Scientists said the specific phenomenon – known as a ‘deep lunar eclipse’ – often exudes a coppery colour.
But the intensity of the colour depends on the amount of ash and dust in the atmosphere.
Luckily for moon-gazers, there was plenty of ash in the air so the moon appeared orange or red, especially in Asia.
The ash has grounded hundreds of flights around the region.
The dramatic event, the longest total lunar eclipse since 2000, turned the moon blood red for 100 minutes during the period of totality.
Europeans missed the early stages of the eclipse because they occurred before moonrise.
The eclipse began at 6.24pm and ended at midnight but sunset didn’t occur in the UK until 9.19pm.
Scientists had reassured sky watchers that the eclipse could be safely observed with the naked eye.
People in the eastern half of Africa, the Middle East, central Asia and western Australia were able to enjoy the entire event.
However, those in the U.S. missed out as the eclipse occurred during daylight hours.
The moon is normally illuminated by the sun. During a lunar eclipse the Earth, sun and moon are in line and the Earth’s shadow moves across the surface of the full moon.
Sunlight that has passed through the Earth’s atmosphere makes the moon appear red, brown or black.

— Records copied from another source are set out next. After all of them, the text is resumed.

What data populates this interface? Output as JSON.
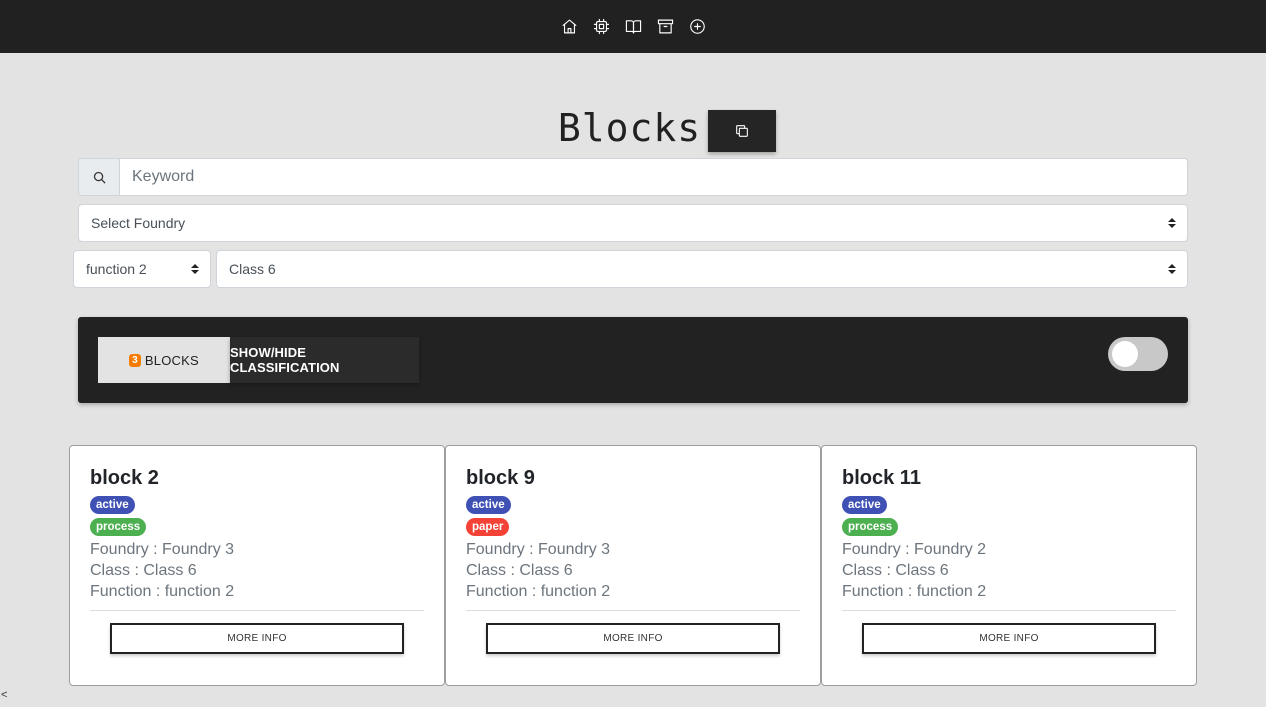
{
  "nav": {
    "icons": [
      "home-icon",
      "chip-icon",
      "book-icon",
      "archive-icon",
      "plus-circle-icon"
    ]
  },
  "header": {
    "title": "Blocks",
    "copy_icon": "copy-icon"
  },
  "search": {
    "placeholder": "Keyword",
    "value": "",
    "icon": "search-icon"
  },
  "filters": {
    "foundry": "Select Foundry",
    "function": "function 2",
    "class": "Class 6"
  },
  "toolbar": {
    "count": "3",
    "count_label": "BLOCKS",
    "classification_label": "SHOW/HIDE CLASSIFICATION",
    "toggle_on": false
  },
  "cards": [
    {
      "title": "block 2",
      "status": "active",
      "type": "process",
      "foundry": "Foundry : Foundry 3",
      "class": "Class : Class 6",
      "function": "Function : function 2",
      "button": "MORE INFO"
    },
    {
      "title": "block 9",
      "status": "active",
      "type": "paper",
      "foundry": "Foundry : Foundry 3",
      "class": "Class : Class 6",
      "function": "Function : function 2",
      "button": "MORE INFO"
    },
    {
      "title": "block 11",
      "status": "active",
      "type": "process",
      "foundry": "Foundry : Foundry 2",
      "class": "Class : Class 6",
      "function": "Function : function 2",
      "button": "MORE INFO"
    }
  ],
  "colors": {
    "topbar": "#212121",
    "badge_active": "#3f51b5",
    "badge_process": "#4caf50",
    "badge_paper": "#f44336",
    "count_badge": "#f57c00"
  },
  "corner_text": "<"
}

The moon travels to a similar position every month, but the tilt of the lunar orbit means that it normally passes above or below the terrestrial shadow. This means a full moon is seen but no eclipse takes place.